**** Input material ****

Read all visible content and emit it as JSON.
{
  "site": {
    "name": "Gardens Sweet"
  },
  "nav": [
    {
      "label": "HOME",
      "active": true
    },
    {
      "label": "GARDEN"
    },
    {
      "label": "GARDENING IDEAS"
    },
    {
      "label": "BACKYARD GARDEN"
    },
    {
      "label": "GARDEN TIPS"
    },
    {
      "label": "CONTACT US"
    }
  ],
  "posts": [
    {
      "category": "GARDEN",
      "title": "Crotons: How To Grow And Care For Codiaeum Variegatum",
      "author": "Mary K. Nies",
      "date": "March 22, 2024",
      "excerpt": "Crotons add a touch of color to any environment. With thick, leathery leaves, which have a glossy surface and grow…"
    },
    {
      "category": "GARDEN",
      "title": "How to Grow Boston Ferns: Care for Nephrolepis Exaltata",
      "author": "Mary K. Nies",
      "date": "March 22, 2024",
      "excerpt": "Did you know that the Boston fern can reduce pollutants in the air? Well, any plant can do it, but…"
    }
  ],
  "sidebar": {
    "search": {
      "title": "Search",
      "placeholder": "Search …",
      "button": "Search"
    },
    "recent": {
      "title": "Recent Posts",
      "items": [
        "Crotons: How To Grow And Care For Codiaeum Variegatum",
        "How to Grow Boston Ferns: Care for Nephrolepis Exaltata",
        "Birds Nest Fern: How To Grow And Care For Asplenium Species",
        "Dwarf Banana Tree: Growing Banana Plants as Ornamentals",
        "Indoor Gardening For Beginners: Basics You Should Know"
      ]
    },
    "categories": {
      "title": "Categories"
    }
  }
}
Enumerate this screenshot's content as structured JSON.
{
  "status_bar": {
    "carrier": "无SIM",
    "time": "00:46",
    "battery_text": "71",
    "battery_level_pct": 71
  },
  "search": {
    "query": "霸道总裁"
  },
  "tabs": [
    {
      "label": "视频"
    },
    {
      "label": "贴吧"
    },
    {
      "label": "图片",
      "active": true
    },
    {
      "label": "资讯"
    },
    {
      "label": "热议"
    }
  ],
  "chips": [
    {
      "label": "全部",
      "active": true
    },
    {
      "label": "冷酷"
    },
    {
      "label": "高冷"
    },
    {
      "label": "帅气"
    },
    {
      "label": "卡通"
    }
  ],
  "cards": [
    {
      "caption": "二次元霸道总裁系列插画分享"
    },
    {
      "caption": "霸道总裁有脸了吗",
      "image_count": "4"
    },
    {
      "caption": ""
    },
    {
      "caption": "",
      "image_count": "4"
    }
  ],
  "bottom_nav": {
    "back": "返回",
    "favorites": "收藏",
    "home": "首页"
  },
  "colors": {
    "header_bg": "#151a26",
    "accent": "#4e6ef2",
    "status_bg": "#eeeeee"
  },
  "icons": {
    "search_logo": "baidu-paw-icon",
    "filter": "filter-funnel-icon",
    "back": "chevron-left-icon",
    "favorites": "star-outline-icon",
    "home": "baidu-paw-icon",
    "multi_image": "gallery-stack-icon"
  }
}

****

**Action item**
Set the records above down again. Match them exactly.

**Solution for this task**
Read all visible content and emit it as JSON.
{
  "site": {
    "name": "Gardens Sweet"
  },
  "nav": [
    {
      "label": "HOME",
      "active": true
    },
    {
      "label": "GARDEN"
    },
    {
      "label": "GARDENING IDEAS"
    },
    {
      "label": "BACKYARD GARDEN"
    },
    {
      "label": "GARDEN TIPS"
    },
    {
      "label": "CONTACT US"
    }
  ],
  "posts": [
    {
      "category": "GARDEN",
      "title": "Crotons: How To Grow And Care For Codiaeum Variegatum",
      "author": "Mary K. Nies",
      "date": "March 22, 2024",
      "excerpt": "Crotons add a touch of color to any environment. With thick, leathery leaves, which have a glossy surface and grow…"
    },
    {
      "category": "GARDEN",
      "title": "How to Grow Boston Ferns: Care for Nephrolepis Exaltata",
      "author": "Mary K. Nies",
      "date": "March 22, 2024",
      "excerpt": "Did you know that the Boston fern can reduce pollutants in the air? Well, any plant can do it, but…"
    }
  ],
  "sidebar": {
    "search": {
      "title": "Search",
      "placeholder": "Search …",
      "button": "Search"
    },
    "recent": {
      "title": "Recent Posts",
      "items": [
        "Crotons: How To Grow And Care For Codiaeum Variegatum",
        "How to Grow Boston Ferns: Care for Nephrolepis Exaltata",
        "Birds Nest Fern: How To Grow And Care For Asplenium Species",
        "Dwarf Banana Tree: Growing Banana Plants as Ornamentals",
        "Indoor Gardening For Beginners: Basics You Should Know"
      ]
    },
    "categories": {
      "title": "Categories"
    }
  }
}
Enumerate this screenshot's content as structured JSON.
{
  "status_bar": {
    "carrier": "无SIM",
    "time": "00:46",
    "battery_text": "71",
    "battery_level_pct": 71
  },
  "search": {
    "query": "霸道总裁"
  },
  "tabs": [
    {
      "label": "视频"
    },
    {
      "label": "贴吧"
    },
    {
      "label": "图片",
      "active": true
    },
    {
      "label": "资讯"
    },
    {
      "label": "热议"
    }
  ],
  "chips": [
    {
      "label": "全部",
      "active": true
    },
    {
      "label": "冷酷"
    },
    {
      "label": "高冷"
    },
    {
      "label": "帅气"
    },
    {
      "label": "卡通"
    }
  ],
  "cards": [
    {
      "caption": "二次元霸道总裁系列插画分享"
    },
    {
      "caption": "霸道总裁有脸了吗",
      "image_count": "4"
    },
    {
      "caption": ""
    },
    {
      "caption": "",
      "image_count": "4"
    }
  ],
  "bottom_nav": {
    "back": "返回",
    "favorites": "收藏",
    "home": "首页"
  },
  "colors": {
    "header_bg": "#151a26",
    "accent": "#4e6ef2",
    "status_bg": "#eeeeee"
  },
  "icons": {
    "search_logo": "baidu-paw-icon",
    "filter": "filter-funnel-icon",
    "back": "chevron-left-icon",
    "favorites": "star-outline-icon",
    "home": "baidu-paw-icon",
    "multi_image": "gallery-stack-icon"
  }
}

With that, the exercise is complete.